After experiencing a teenage boy's memories while consuming his brain, R makes an unexpected choice that begins a tense, awkward, and strangely sweet relationship with the victim's human girlfriend. Julie is a burst of vibrant color in the otherwise dreary and gray landscape that R lives in. His decision to protect her will transform not only R, but his fellow Dead, and perhaps their whole lifeless world...
Scary, funny, and surprisingly poignant, Warm Bodies is about being alive, being dead and the blurry line in between.
R, zombie, falls for Julie. Complicating the mess is that R just ate Julie’s boyfriend (Perry)’s brain. That is to say nothing of the chaos surrounding them, R’s desire to protect Julie, and the startling discovery they make together about zombies. And humanity. And love.
What We Loved:
At the core, this is a story about enduring love. It just so happens that the enduring love takes place in the middle of apocalyptic conditions with the situation growing more dire by the day.
Um...Not So Much:
This book doesn’t shy away from gore, and there are anatomical drawings scattered throughout, which we loved and hated.
R is adorable. Not just for a zombie, but, the way he thinks, the way he behaves, how his humanity unfolds… it’s compelling. Especially for a zombie. We’re not zombie fanatics. We don’t like to read gore. We shy away from the horror genre. But R drew us in and made us love him. Hard. The way he thinks is pithy and funny and poignant. On being a zombie:
We grunt and groan, we shrug and nod, and sometimes a few words slip out. It’s not that different from before.
You might say death has relaxed me.
On his best friend, M:
I’d like to sit down with him and pick his brain, just a tiny bite somewhere in the frontal lobe to get a taste of his thoughts.
And, of course, this made us laugh – their friendship and banter:
I grab my stomach again. ‘Feel empty.
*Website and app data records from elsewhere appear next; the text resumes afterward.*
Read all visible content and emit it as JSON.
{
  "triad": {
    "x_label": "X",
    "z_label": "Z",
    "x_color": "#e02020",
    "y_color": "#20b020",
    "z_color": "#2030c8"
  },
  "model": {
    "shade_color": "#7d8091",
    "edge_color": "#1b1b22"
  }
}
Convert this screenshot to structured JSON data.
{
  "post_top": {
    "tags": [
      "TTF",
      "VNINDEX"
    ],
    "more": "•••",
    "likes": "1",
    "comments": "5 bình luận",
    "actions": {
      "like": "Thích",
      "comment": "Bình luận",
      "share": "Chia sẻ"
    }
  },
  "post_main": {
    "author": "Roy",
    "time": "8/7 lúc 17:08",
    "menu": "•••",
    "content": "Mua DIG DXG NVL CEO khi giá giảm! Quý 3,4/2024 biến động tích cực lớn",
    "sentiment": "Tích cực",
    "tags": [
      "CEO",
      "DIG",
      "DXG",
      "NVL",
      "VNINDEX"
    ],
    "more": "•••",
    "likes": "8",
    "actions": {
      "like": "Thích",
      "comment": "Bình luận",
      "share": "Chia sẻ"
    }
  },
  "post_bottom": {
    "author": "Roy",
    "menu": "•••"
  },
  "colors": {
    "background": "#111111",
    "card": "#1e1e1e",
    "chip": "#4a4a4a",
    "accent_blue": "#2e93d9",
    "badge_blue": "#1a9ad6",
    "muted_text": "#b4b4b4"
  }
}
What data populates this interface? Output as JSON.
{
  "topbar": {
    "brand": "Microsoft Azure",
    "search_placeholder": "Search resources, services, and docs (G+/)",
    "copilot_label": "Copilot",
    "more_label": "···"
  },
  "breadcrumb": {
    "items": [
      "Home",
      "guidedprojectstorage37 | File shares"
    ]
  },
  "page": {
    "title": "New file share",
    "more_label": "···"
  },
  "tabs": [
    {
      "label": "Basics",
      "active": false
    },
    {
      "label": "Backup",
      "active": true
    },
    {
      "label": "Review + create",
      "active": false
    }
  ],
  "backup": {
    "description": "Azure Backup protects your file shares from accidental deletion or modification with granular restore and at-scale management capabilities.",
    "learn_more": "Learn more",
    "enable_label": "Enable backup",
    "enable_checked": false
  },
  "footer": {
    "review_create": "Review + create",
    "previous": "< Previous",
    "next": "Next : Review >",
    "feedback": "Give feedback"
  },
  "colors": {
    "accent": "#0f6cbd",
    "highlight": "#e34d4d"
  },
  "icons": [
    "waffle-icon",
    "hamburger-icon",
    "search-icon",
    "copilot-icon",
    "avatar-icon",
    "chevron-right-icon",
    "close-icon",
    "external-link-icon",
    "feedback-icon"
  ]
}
Feel . . . dead.’
He nods. ‘Marr . . . iage.’
Of course, R has some deep and difficult moments.
Why do I want to know the names and functions of all the beautiful structures I’ve spent my years violating? Because I don’t deserve to keep them anonymous. I want the pain of knowing them and, by extension, myself: who and what I really am. Maybe with that scalpel, red hot and sterilised in tears, I can begin to carve out the rot inside me.
Julie is smart and sassy, and the way her backstory and relationship with her father unfolded was beautiful.
What We Think Will Happen Next:
According to Isaac Marion’s Amazon page, there is a sequel coming out at some point. We’re excited to see where that picks up. We wish we could even speculate about what might happen next, but the way Marion writes is so lyrical and beautifully composed, we wouldn’t even want to hazard a guess.
If you’re into zombies – and even if you’re not – this is a fantastic read. We laughed out loud several times, we cried, and we were so deeply engrossed and invested in the characters and what was happening to R and Julie as time slipped by.